A second place and a number of personal bests in the static events at the Formula SAE-A competition in Melbourne were not enough to gain the University of Waikato Formula SAE Team the overall top ten placing they were hoping for, following starter motor failure before the car could be raced.
The student team received high marks in the Design and Business/Marketing sections of the competition, including an outstanding second place in the Cost section, out of the 28 teams competing.
The competition was held from December 9-12, 2010, and was hosted by Melbourne’s Victoria University. Waikato team members at the competition included David Lynch, Nicola Harrison, Luke van Dijk, Mitchel Woodhouse, Daniel Lamb, Brennan Rietema, Alex Hodge, William Smith and Mark Shrimpton.
The team passed the very thorough scrutinising from judges and tilt tests, with only a couple of minor things to be fixed. This was a significantly better result than the previous year. The checks ensure that every aspect of the car’s design is within the rules and is safe to race.
The tilt test requires the car to be tilted in both directions at both 45 and 60 degree angles. The 45 degree angle checks the car for leaks (engine, brake fluid etc), while the 60 degree angle simulates the 1.5G of force experienced navigating a corner.
All tests carried out on the car before the competition were going well. “It wasn't until the noise test that our problems began,” says David Lynch, WESMO Co-Chief Engineer and Brake and Controls Team Leader.
“We weren’t able to get our engine started and while trying to diagnose the problem we burnt out our starter motor. We couldn’t get a spare at such short notice, so unfortunately that was the end of our competition. You can only imagine how gutted we were!”
Almost a third of teams at the competition were unable to compete in racing because of their own car troubles, and only nine of the 28 teams completed all events. “The final day of the competition was a great opportunity for our team to have a good look at the other cars and get some ideas for the future direction of the WESMO race car,” says Nicola Harrison, Team Leader.

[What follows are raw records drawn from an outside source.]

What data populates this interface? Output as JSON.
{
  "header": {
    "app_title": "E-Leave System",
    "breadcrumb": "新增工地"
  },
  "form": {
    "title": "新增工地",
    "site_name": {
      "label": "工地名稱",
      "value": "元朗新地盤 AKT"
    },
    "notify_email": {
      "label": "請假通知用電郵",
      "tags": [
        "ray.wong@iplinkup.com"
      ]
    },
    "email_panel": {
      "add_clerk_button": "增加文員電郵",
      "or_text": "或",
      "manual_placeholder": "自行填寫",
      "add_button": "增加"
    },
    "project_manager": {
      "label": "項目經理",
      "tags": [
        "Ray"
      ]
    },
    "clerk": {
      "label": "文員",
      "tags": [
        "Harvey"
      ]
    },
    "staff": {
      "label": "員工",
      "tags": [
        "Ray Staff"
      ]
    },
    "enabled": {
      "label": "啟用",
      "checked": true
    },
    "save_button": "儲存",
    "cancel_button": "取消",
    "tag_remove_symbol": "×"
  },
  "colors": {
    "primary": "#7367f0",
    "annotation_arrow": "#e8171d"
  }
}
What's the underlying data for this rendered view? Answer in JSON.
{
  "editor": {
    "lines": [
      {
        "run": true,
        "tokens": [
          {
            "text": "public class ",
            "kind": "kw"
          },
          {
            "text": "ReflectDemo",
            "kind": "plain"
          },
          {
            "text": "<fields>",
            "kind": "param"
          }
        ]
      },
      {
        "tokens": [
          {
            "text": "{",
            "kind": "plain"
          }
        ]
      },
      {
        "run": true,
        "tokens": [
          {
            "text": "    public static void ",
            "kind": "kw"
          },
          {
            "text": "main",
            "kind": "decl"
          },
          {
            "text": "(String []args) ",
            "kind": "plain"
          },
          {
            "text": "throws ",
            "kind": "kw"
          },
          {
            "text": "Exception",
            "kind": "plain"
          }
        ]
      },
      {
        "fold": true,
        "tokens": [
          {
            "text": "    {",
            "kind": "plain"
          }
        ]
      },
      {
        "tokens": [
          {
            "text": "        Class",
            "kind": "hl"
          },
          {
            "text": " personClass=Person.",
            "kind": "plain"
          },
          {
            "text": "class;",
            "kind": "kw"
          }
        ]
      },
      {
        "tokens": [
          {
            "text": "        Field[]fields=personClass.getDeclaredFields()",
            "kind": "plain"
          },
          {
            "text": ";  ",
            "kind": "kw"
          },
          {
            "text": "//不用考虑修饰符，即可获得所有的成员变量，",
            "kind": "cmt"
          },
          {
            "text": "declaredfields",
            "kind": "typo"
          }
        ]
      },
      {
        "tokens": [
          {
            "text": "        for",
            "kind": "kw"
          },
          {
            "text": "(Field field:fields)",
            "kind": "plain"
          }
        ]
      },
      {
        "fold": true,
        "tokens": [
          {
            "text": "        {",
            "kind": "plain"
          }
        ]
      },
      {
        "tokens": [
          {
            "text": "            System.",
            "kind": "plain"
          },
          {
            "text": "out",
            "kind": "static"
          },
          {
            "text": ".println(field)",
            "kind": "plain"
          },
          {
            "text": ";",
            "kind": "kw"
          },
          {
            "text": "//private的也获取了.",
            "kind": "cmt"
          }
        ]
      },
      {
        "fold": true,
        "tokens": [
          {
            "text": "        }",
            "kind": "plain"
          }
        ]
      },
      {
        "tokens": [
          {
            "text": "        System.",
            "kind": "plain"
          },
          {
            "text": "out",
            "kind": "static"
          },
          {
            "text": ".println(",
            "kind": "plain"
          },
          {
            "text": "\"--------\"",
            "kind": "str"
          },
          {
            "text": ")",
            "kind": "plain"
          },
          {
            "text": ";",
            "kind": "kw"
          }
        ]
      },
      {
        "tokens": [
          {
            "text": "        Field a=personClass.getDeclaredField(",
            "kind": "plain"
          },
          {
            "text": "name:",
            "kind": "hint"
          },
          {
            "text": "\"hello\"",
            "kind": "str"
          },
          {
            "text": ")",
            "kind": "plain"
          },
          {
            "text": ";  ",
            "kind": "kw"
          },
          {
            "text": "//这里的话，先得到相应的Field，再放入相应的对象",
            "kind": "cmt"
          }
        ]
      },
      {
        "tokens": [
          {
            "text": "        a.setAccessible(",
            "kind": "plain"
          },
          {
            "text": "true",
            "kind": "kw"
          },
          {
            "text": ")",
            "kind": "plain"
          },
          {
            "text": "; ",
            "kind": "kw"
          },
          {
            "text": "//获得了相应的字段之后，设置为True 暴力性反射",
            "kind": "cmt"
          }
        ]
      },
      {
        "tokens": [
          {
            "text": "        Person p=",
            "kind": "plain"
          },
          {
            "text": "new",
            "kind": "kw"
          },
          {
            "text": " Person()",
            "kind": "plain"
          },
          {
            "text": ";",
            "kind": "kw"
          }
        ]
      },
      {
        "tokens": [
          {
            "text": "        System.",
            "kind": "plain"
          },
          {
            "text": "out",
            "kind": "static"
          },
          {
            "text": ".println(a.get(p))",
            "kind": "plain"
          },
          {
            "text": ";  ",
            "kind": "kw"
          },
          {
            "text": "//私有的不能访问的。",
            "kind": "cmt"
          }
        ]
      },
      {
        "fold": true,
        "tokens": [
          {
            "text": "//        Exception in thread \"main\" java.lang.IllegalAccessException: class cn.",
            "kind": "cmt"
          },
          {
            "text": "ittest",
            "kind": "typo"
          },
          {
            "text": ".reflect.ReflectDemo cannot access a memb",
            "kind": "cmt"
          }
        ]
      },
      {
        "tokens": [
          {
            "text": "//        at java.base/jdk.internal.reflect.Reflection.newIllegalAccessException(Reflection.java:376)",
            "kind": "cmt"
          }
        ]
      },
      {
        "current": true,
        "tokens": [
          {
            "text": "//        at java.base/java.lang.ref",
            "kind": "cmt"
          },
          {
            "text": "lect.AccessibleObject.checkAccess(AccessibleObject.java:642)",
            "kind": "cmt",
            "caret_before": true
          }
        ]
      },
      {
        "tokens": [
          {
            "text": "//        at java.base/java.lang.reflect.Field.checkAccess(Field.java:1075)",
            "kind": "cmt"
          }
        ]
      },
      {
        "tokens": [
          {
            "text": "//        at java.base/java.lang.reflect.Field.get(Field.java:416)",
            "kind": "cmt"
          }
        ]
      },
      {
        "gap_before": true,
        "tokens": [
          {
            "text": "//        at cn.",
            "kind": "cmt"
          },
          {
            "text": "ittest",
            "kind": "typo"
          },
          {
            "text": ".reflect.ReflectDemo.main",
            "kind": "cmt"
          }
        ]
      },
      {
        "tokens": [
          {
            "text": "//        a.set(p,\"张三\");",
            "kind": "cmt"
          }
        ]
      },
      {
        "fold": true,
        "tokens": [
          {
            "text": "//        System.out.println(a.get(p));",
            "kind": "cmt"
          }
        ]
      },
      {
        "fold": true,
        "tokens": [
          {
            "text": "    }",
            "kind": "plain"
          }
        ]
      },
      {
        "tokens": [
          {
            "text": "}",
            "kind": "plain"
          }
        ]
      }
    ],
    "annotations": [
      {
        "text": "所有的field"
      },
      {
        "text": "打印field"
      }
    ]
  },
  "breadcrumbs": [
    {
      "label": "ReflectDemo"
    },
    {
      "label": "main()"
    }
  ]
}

The team agree that although it was extremely disappointing not to get racing at the event, it was still an enjoyable trip and the year as a whole was an invaluable experience for everyone involved.“Competing in Formula SAE really does give you a step up and help you make the most of your time at university,” says Lynch.